Put another way, the president is less concerned with defining the three points of a triangle, and more interested in making progress on what’s inside. And that means reaching across the aisle.

Last month, the president named Republican Utah Gov. Jon Huntsman to be U.S. ambassador to China. In March, Huntsman made headlines by declaring that the future of his party demanded less ideological extremism and partisan bickering, invoking Ronald Reagan as a paragon of both principle and pragmatism.

President Obama echoed those sentiments this week, signing legislation to commemorate the late president’s 100th birthday. “President Reagan understood that while there are often strong disagreements between parties and political adversaries — disagreements that can be a source of conflict and bitterness — it is important to keep in mind all that we share,” Obama said.

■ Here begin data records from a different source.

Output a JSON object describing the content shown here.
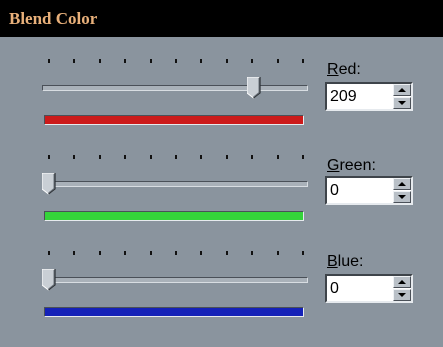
{
  "window": {
    "title": "Blend Color"
  },
  "channels": [
    {
      "name": "red",
      "label_accel": "R",
      "label_rest": "ed:",
      "value": "209",
      "slider_fraction": 0.8196,
      "swatch_color": "#cc1a1a"
    },
    {
      "name": "green",
      "label_accel": "G",
      "label_rest": "reen:",
      "value": "0",
      "slider_fraction": 0,
      "swatch_color": "#35d43a"
    },
    {
      "name": "blue",
      "label_accel": "B",
      "label_rest": "lue:",
      "value": "0",
      "slider_fraction": 0,
      "swatch_color": "#1421b8"
    }
  ],
  "icons": {
    "spin_up": "arrow-up-icon",
    "spin_down": "arrow-down-icon",
    "slider_thumb": "slider-thumb"
  },
  "colors": {
    "titlebar": "#000000",
    "title_text": "#e8b07a",
    "panel": "#8a949e"
  }
}
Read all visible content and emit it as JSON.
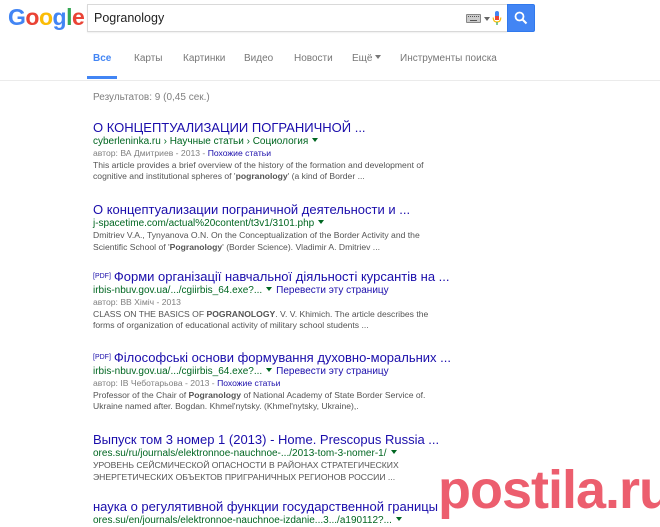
{
  "logo": {
    "text": "Google"
  },
  "search": {
    "query": "Pogranology"
  },
  "tabs": [
    {
      "label": "Все"
    },
    {
      "label": "Карты"
    },
    {
      "label": "Картинки"
    },
    {
      "label": "Видео"
    },
    {
      "label": "Новости"
    },
    {
      "label": "Ещё"
    },
    {
      "label": "Инструменты поиска"
    }
  ],
  "stats": "Результатов: 9 (0,45 сек.)",
  "results": [
    {
      "title": "О КОНЦЕПТУАЛИЗАЦИИ ПОГРАНИЧНОЙ ...",
      "url": "cyberleninka.ru › Научные статьи › Социология",
      "meta_prefix": "автор: ВА Дмитриев - 2013 - ",
      "meta_link": "Похожие статьи",
      "snippet_1": "This article provides a brief overview of the history of the formation and development of cognitive and institutional spheres of '",
      "snippet_bold": "pogranology",
      "snippet_2": "' (a kind of Border ..."
    },
    {
      "title": "О концептуализации пограничной деятельности и ...",
      "url": "j-spacetime.com/actual%20content/t3v1/3101.php",
      "snippet_1": "Dmitriev V.A., Tynyanova O.N. On the Conceptualization of the Border Activity and the Scientific School of '",
      "snippet_bold": "Pogranology",
      "snippet_2": "' (Border Science). Vladimir A. Dmitriev ..."
    },
    {
      "pdf": "[PDF]",
      "title": "Форми організації навчальної діяльності курсантів на ...",
      "url": "irbis-nbuv.gov.ua/.../cgiirbis_64.exe?...",
      "action": "Перевести эту страницу",
      "meta_prefix": "автор: ВВ Хіміч - 2013",
      "snippet_1": "CLASS ON THE BASICS OF ",
      "snippet_bold": "POGRANOLOGY",
      "snippet_2": ". V. V. Khimich. The article describes the forms of organization of educational activity of military school students ..."
    },
    {
      "pdf": "[PDF]",
      "title": "Філософські основи формування духовно-моральних ...",
      "url": "irbis-nbuv.gov.ua/.../cgiirbis_64.exe?...",
      "action": "Перевести эту страницу",
      "meta_prefix": "автор: ІВ Чеботарьова - 2013 - ",
      "meta_link": "Похожие статьи",
      "snippet_1": "Professor of the Chair of ",
      "snippet_bold": "Pogranology",
      "snippet_2": " of National Academy of State Border Service of. Ukraine named after. Bogdan. Khmel'nytsky. (Khmel'nytsky,  Ukraine),."
    },
    {
      "title": "Выпуск том 3 номер 1 (2013) - Home. Prescopus Russia ...",
      "url": "ores.su/ru/journals/elektronnoe-nauchnoe-.../2013-tom-3-nomer-1/",
      "snippet_1": "УРОВЕНЬ СЕЙСМИЧЕСКОЙ ОПАСНОСТИ В РАЙОНАХ СТРАТЕГИЧЕСКИХ ЭНЕРГЕТИЧЕСКИХ ОБЪЕКТОВ ПРИГРАНИЧНЫХ РЕГИОНОВ РОССИИ ...",
      "snippet_bold": "",
      "snippet_2": ""
    },
    {
      "title": "наука о регулятивной функции государственной границы",
      "url": "ores.su/en/journals/elektronnoe-nauchnoe-izdanie...3.../a190112?..."
    }
  ],
  "watermark": {
    "text": "postila.ru"
  },
  "colors": {
    "accent": "#4285f4",
    "link": "#1a0dab",
    "url": "#006621",
    "watermark": "#e8374a"
  },
  "icons": [
    "keyboard-icon",
    "microphone-icon",
    "search-icon"
  ]
}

Some will say President Obama’s kind words for Reagan were mere professional courtesy; the Huntsman appointment, an aberration. But in the past two weeks, Obama has twice more signaled his intent to bridge the partisan divide — and in no insignificant way.

In selecting federal appellate Judge Sonia Sotomayor to the U.S. Supreme Court, the president saw more than just a sharp and experienced legal mind. Her appeal was bipartisan, having been nominated to judicial posts by both President George H.W. Bush and President Clinton.

This week, Obama tapped GOP Rep. John McHugh (N.Y.) to serve as secretary of the Army — a choice hailed both by liberal Democratic Sen. Charles Schumer (N.Y.) and conservative Republican Sen. Saxby Chambliss (Ga.).

Now, as healthcare reform winds its way through Washington, watch to see Obama’s governing strategy at work in the policy arena — as he focuses not on the extreme points forming the outer edges of the debate, but rather on the vast areas of agreement that exist “inside the triangle.”

It’s a new style of presidential leadership that is slowly taking shape.

They just don’t have a word for it yet.



Del Cecato is a partner at AKPD Message and Media, the political consulting firm founded by David Axelrod in 1985. He served as media adviser and admaker for Obama for America and Obama-Biden 2008.